Extending the nuclear option to Supreme Court nominations
On April 3, 2017, Senate Democrats filibustered Trump’s nominee to the U.S. Supreme Court – Neil Gorsuch. Recall, the year before Majority Leader McConnell rejected Obama’s pick – Merrick Garland – for that same vacancy. Democrats were therefore especially motivated to block Gorsuch.
McConnell was equally determined to confirm Gorsuch. He orchestrated his own nuclear option. After failing to muster the 60-votes needed to overcome Democrats’ filibuster, McConnell identified the Democrats invocation of the nuclear option in 2013 as an important Senate precedent which enabled him to extend the measure to Supreme Court nominations – not just circuit and district courts.
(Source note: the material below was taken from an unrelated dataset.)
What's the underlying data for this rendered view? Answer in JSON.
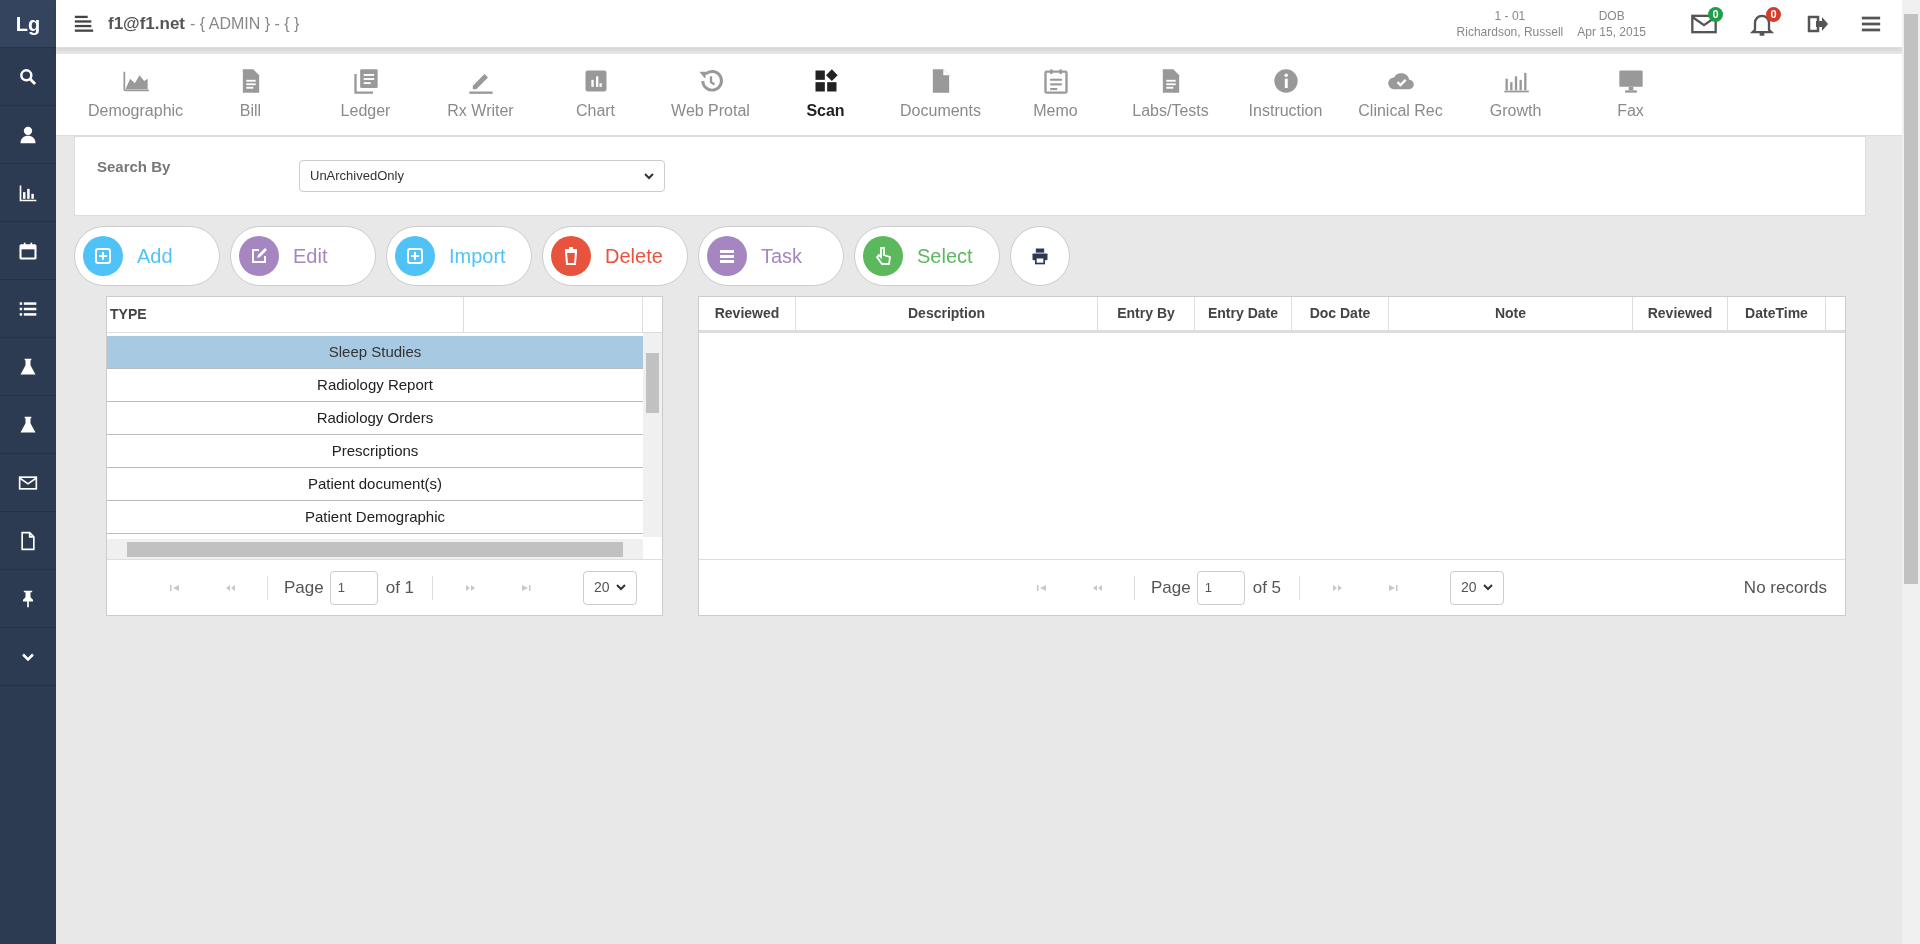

In a contentious party line vote 52-48, Republicans replaced the 60-vote rule for Supreme Court nominations with a simple majority. Thus, to end a filibuster, only 51 votes were required instead of 60. A truly stunning turn of events. Republicans quickly voted to end the filibuster and Gorsuch was confirmed the next day.
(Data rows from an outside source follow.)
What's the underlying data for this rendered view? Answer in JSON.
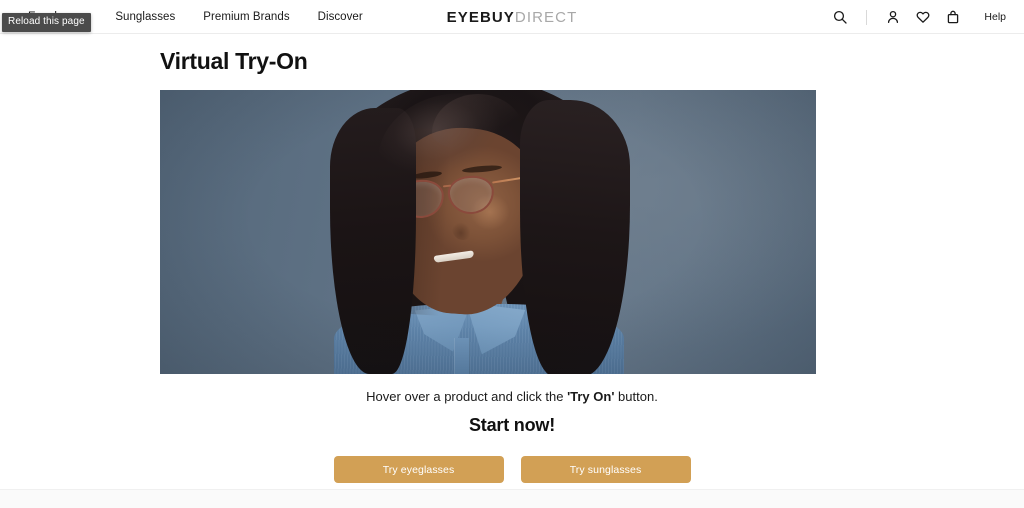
{
  "browser": {
    "tooltip_text": "Reload this page"
  },
  "header": {
    "nav_items": [
      {
        "label": "Eyeglasses",
        "name": "nav-eyeglasses"
      },
      {
        "label": "Sunglasses",
        "name": "nav-sunglasses"
      },
      {
        "label": "Premium Brands",
        "name": "nav-premium-brands"
      },
      {
        "label": "Discover",
        "name": "nav-discover"
      }
    ],
    "logo": {
      "part_one": "EYEBUY",
      "part_two": "DIRECT"
    },
    "icons": [
      {
        "name": "search-icon",
        "label": "Search"
      },
      {
        "name": "account-icon",
        "label": "Account"
      },
      {
        "name": "wishlist-heart-icon",
        "label": "Wishlist"
      },
      {
        "name": "shopping-bag-icon",
        "label": "Cart"
      }
    ],
    "help_label": "Help"
  },
  "main": {
    "page_title": "Virtual Try-On",
    "hero_alt": "Woman wearing eyeglasses against a slate blue background",
    "caption_before": "Hover over a product and click the ",
    "caption_strong": "'Try On'",
    "caption_after": " button.",
    "start_now": "Start now!",
    "cta_buttons": [
      {
        "label": "Try eyeglasses",
        "name": "try-eyeglasses-button"
      },
      {
        "label": "Try sunglasses",
        "name": "try-sunglasses-button"
      }
    ]
  },
  "colors": {
    "cta_background": "#d2a055",
    "cta_text": "#ffffff",
    "hero_background": "#5f7285",
    "text_primary": "#1a1a1a",
    "logo_secondary": "#a8a8a8",
    "tooltip_background": "#4b4b4b"
  }
}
Was Republican Majority Leader Mitch McConnell unfair because he blocked Obama’s Supreme Court nominee but then cleared the path for Barrett’s confirmation? Democrats think so. After all, by confirming Barrett just days before the election, McConnell summarily rejected his own declarations for blocking Merrick Garland.
In politics, raising objections about fairness generally means you have lost. And in this iteration of Supreme Court nominations, Democrats were throttled. McConnell obviously reversed course. But the roles had reversed. Republicans held the majority and Trump occupied the Oval Office.
For politicians, circumstances shape judgments not steadfast principles. The news media delights in pointing out the flip-flops. But that’s like noting quarterbacks pass the ball.
Power is to be used. When the opportunity presented itself, majority leaders from both parties used it.
Nevertheless, the use of the nuclear option destroyed long-standing Senate norms. The 60 vote threshold offered the minority party real power. If they could not reach 60 votes, the majority party was forced to compromise on judicial appointments. By reducing that threshold to 51 votes, presidents now have little incentive to choose centrist justices who attract votes from both parties. Rather, if the president’s party controls the Senate, ideologically extreme picks are more likely. The nuclear option also portends more combative nomination hearings. A frustrated minority turns to other means to deny the nomination including strong personal attacks.
With the old 60 vote threshold, the trio of Trump Supreme Court picks – Gorsuch, Kavanaugh, and Barrett – may never have been nominated. Senate Republicans could not reach the 60 vote threshold. Knowing this, Trump would be forced to pick more centrists nominees to end the gridlock. Instead, Republicans found 51 votes and Amy Coney Barrett adds a strong conservative voice to the Roberts Court that now includes 6 conservatives justices.
The dynamics of the nomination processes point to a basic lesson about courts: they are fundamentally political. Just like presidents and legislators, judges have preferences about what government should do, and they use those preferences to guide their interpretations of laws that ultimately shape public policy. That’s why Senators engineer such elaborate plans to influence who in fact becomes a federal judge.
Finally, nominations highlight a relative weakness of the judicial branch. The courts are dependent on the executive and legislature for their personnel. To have a shot at the top spot, judge’s careers must correspond to prevailing political standards and then meet the difficult challenges of a Senate confirmation hearing. The timing must be right. Those that successfully traverse the obstacles and ultimately sit on the bench are therefore as strategic and politically astute as any other political figure.